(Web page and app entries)
○ ○ ○ ○ ○

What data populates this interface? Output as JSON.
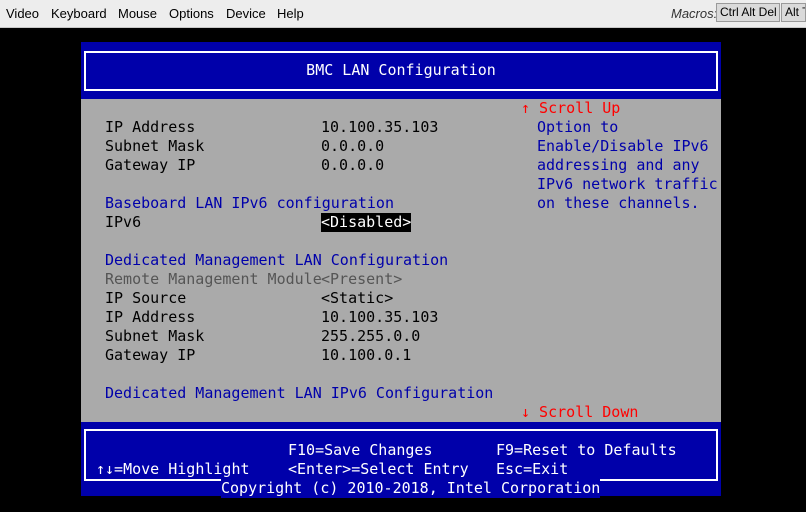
{
  "menubar": {
    "items": [
      "Video",
      "Keyboard",
      "Mouse",
      "Options",
      "Device",
      "Help"
    ],
    "macros_label": "Macros:",
    "macros": [
      "Ctrl Alt Del",
      "Alt T"
    ]
  },
  "screen": {
    "title": "BMC LAN Configuration",
    "fields": [
      {
        "label": "IP Address",
        "value": "10.100.35.103"
      },
      {
        "label": "Subnet Mask",
        "value": "0.0.0.0"
      },
      {
        "label": "Gateway IP",
        "value": "0.0.0.0"
      }
    ],
    "ipv6_section": "Baseboard LAN IPv6 configuration",
    "ipv6": {
      "label": "IPv6",
      "value": "<Disabled>"
    },
    "dedicated_section": "Dedicated Management LAN Configuration",
    "dedicated_fields": [
      {
        "label": "Remote Management Module",
        "value": "<Present>"
      },
      {
        "label": "IP Source",
        "value": "<Static>"
      },
      {
        "label": "IP Address",
        "value": "10.100.35.103"
      },
      {
        "label": "Subnet Mask",
        "value": "255.255.0.0"
      },
      {
        "label": "Gateway IP",
        "value": "10.100.0.1"
      }
    ],
    "dedicated_ipv6_section": "Dedicated Management LAN IPv6 Configuration",
    "help": {
      "scroll_up": "↑ Scroll Up",
      "lines": [
        "Option to",
        "Enable/Disable IPv6",
        "addressing and any",
        "IPv6 network traffic",
        "on these channels."
      ],
      "scroll_down": "↓ Scroll Down"
    },
    "footer": {
      "save": "F10=Save Changes",
      "reset": "F9=Reset to Defaults",
      "move": "↑↓=Move Highlight",
      "select": "<Enter>=Select Entry",
      "exit": "Esc=Exit"
    },
    "copyright": "Copyright (c) 2010-2018, Intel Corporation"
  },
  "colors": {
    "bios_blue": "#0000aa",
    "bios_gray": "#aaaaaa",
    "highlight_red": "#ff0000"
  }
}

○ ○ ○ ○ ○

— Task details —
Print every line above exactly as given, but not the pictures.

— Answer box —
What data populates this interface? Output as JSON.
{
  "menubar": {
    "items": [
      "Video",
      "Keyboard",
      "Mouse",
      "Options",
      "Device",
      "Help"
    ],
    "macros_label": "Macros:",
    "macros": [
      "Ctrl Alt Del",
      "Alt T"
    ]
  },
  "screen": {
    "title": "BMC LAN Configuration",
    "fields": [
      {
        "label": "IP Address",
        "value": "10.100.35.103"
      },
      {
        "label": "Subnet Mask",
        "value": "0.0.0.0"
      },
      {
        "label": "Gateway IP",
        "value": "0.0.0.0"
      }
    ],
    "ipv6_section": "Baseboard LAN IPv6 configuration",
    "ipv6": {
      "label": "IPv6",
      "value": "<Disabled>"
    },
    "dedicated_section": "Dedicated Management LAN Configuration",
    "dedicated_fields": [
      {
        "label": "Remote Management Module",
        "value": "<Present>"
      },
      {
        "label": "IP Source",
        "value": "<Static>"
      },
      {
        "label": "IP Address",
        "value": "10.100.35.103"
      },
      {
        "label": "Subnet Mask",
        "value": "255.255.0.0"
      },
      {
        "label": "Gateway IP",
        "value": "10.100.0.1"
      }
    ],
    "dedicated_ipv6_section": "Dedicated Management LAN IPv6 Configuration",
    "help": {
      "scroll_up": "↑ Scroll Up",
      "lines": [
        "Option to",
        "Enable/Disable IPv6",
        "addressing and any",
        "IPv6 network traffic",
        "on these channels."
      ],
      "scroll_down": "↓ Scroll Down"
    },
    "footer": {
      "save": "F10=Save Changes",
      "reset": "F9=Reset to Defaults",
      "move": "↑↓=Move Highlight",
      "select": "<Enter>=Select Entry",
      "exit": "Esc=Exit"
    },
    "copyright": "Copyright (c) 2010-2018, Intel Corporation"
  },
  "colors": {
    "bios_blue": "#0000aa",
    "bios_gray": "#aaaaaa",
    "highlight_red": "#ff0000"
  }
}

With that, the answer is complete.